Data entries:
= Beginning of Section =
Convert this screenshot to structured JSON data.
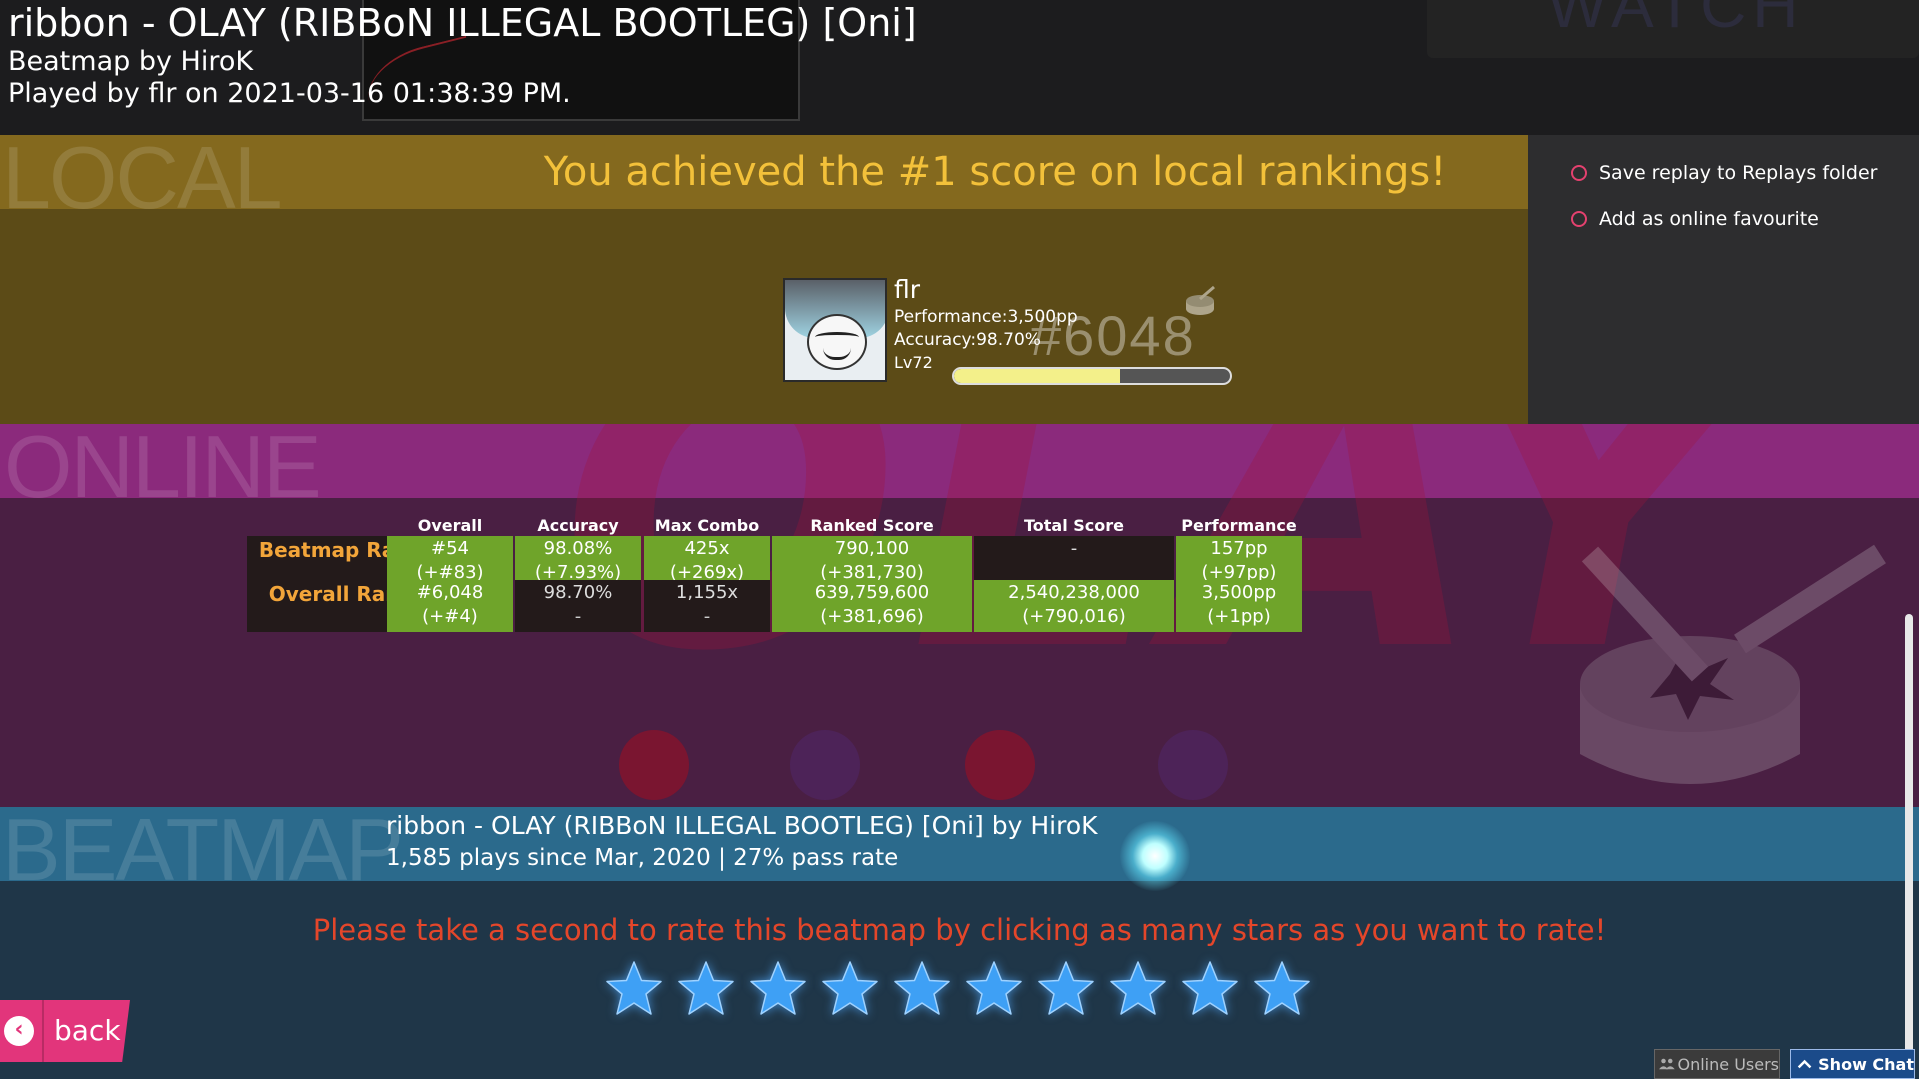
{
  "header": {
    "title": "ribbon - OLAY (RIBBoN ILLEGAL BOOTLEG) [Oni]",
    "mapper": "Beatmap by HiroK",
    "played": "Played by flr on 2021-03-16 01:38:39 PM."
  },
  "local": {
    "section_label": "LOCAL",
    "message": "You achieved the #1 score on local rankings!",
    "user": {
      "name": "flr",
      "performance": "Performance:3,500pp",
      "accuracy": "Accuracy:98.70%",
      "level": "Lv72",
      "rank": "#6048",
      "level_progress_percent": 60
    }
  },
  "options": {
    "save_replay": "Save replay to Replays folder",
    "online_favourite": "Add as online favourite"
  },
  "online": {
    "section_label": "ONLINE",
    "background_text": "OLAY",
    "columns": [
      "Overall",
      "Accuracy",
      "Max Combo",
      "Ranked Score",
      "Total Score",
      "Performance"
    ],
    "rows": [
      {
        "label": "Beatmap Ranking",
        "cells": [
          {
            "value": "#54",
            "delta": "(+#83)"
          },
          {
            "value": "98.08%",
            "delta": "(+7.93%)"
          },
          {
            "value": "425x",
            "delta": "(+269x)"
          },
          {
            "value": "790,100",
            "delta": "(+381,730)"
          },
          {
            "value": "-",
            "delta": ""
          },
          {
            "value": "157pp",
            "delta": "(+97pp)"
          }
        ]
      },
      {
        "label": "Overall Ranking",
        "cells": [
          {
            "value": "#6,048",
            "delta": "(+#4)"
          },
          {
            "value": "98.70%",
            "delta": "-"
          },
          {
            "value": "1,155x",
            "delta": "-"
          },
          {
            "value": "639,759,600",
            "delta": "(+381,696)"
          },
          {
            "value": "2,540,238,000",
            "delta": "(+790,016)"
          },
          {
            "value": "3,500pp",
            "delta": "(+1pp)"
          }
        ]
      }
    ]
  },
  "beatmap": {
    "section_label": "BEATMAP",
    "title": "ribbon - OLAY (RIBBoN ILLEGAL BOOTLEG) [Oni] by HiroK",
    "stats": "1,585 plays since Mar, 2020 | 27% pass rate",
    "rate_message": "Please take a second to rate this beatmap by clicking as many stars as you want to rate!",
    "star_count": 10
  },
  "footer": {
    "back": "back",
    "online_users": "Online Users",
    "show_chat": "Show Chat"
  },
  "colors": {
    "local_banner": "#84691e",
    "online_banner": "#8b2a7c",
    "beatmap_banner": "#2b6a8c",
    "stat_green": "#6fa42a",
    "back_pink": "#e2357b",
    "rate_orange": "#e4462a"
  }
}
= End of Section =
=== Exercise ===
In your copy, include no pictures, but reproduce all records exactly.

=== Written answer ===
Convert this screenshot to structured JSON data.
{
  "header": {
    "title": "ribbon - OLAY (RIBBoN ILLEGAL BOOTLEG) [Oni]",
    "mapper": "Beatmap by HiroK",
    "played": "Played by flr on 2021-03-16 01:38:39 PM."
  },
  "local": {
    "section_label": "LOCAL",
    "message": "You achieved the #1 score on local rankings!",
    "user": {
      "name": "flr",
      "performance": "Performance:3,500pp",
      "accuracy": "Accuracy:98.70%",
      "level": "Lv72",
      "rank": "#6048",
      "level_progress_percent": 60
    }
  },
  "options": {
    "save_replay": "Save replay to Replays folder",
    "online_favourite": "Add as online favourite"
  },
  "online": {
    "section_label": "ONLINE",
    "background_text": "OLAY",
    "columns": [
      "Overall",
      "Accuracy",
      "Max Combo",
      "Ranked Score",
      "Total Score",
      "Performance"
    ],
    "rows": [
      {
        "label": "Beatmap Ranking",
        "cells": [
          {
            "value": "#54",
            "delta": "(+#83)"
          },
          {
            "value": "98.08%",
            "delta": "(+7.93%)"
          },
          {
            "value": "425x",
            "delta": "(+269x)"
          },
          {
            "value": "790,100",
            "delta": "(+381,730)"
          },
          {
            "value": "-",
            "delta": ""
          },
          {
            "value": "157pp",
            "delta": "(+97pp)"
          }
        ]
      },
      {
        "label": "Overall Ranking",
        "cells": [
          {
            "value": "#6,048",
            "delta": "(+#4)"
          },
          {
            "value": "98.70%",
            "delta": "-"
          },
          {
            "value": "1,155x",
            "delta": "-"
          },
          {
            "value": "639,759,600",
            "delta": "(+381,696)"
          },
          {
            "value": "2,540,238,000",
            "delta": "(+790,016)"
          },
          {
            "value": "3,500pp",
            "delta": "(+1pp)"
          }
        ]
      }
    ]
  },
  "beatmap": {
    "section_label": "BEATMAP",
    "title": "ribbon - OLAY (RIBBoN ILLEGAL BOOTLEG) [Oni] by HiroK",
    "stats": "1,585 plays since Mar, 2020 | 27% pass rate",
    "rate_message": "Please take a second to rate this beatmap by clicking as many stars as you want to rate!",
    "star_count": 10
  },
  "footer": {
    "back": "back",
    "online_users": "Online Users",
    "show_chat": "Show Chat"
  },
  "colors": {
    "local_banner": "#84691e",
    "online_banner": "#8b2a7c",
    "beatmap_banner": "#2b6a8c",
    "stat_green": "#6fa42a",
    "back_pink": "#e2357b",
    "rate_orange": "#e4462a"
  }
}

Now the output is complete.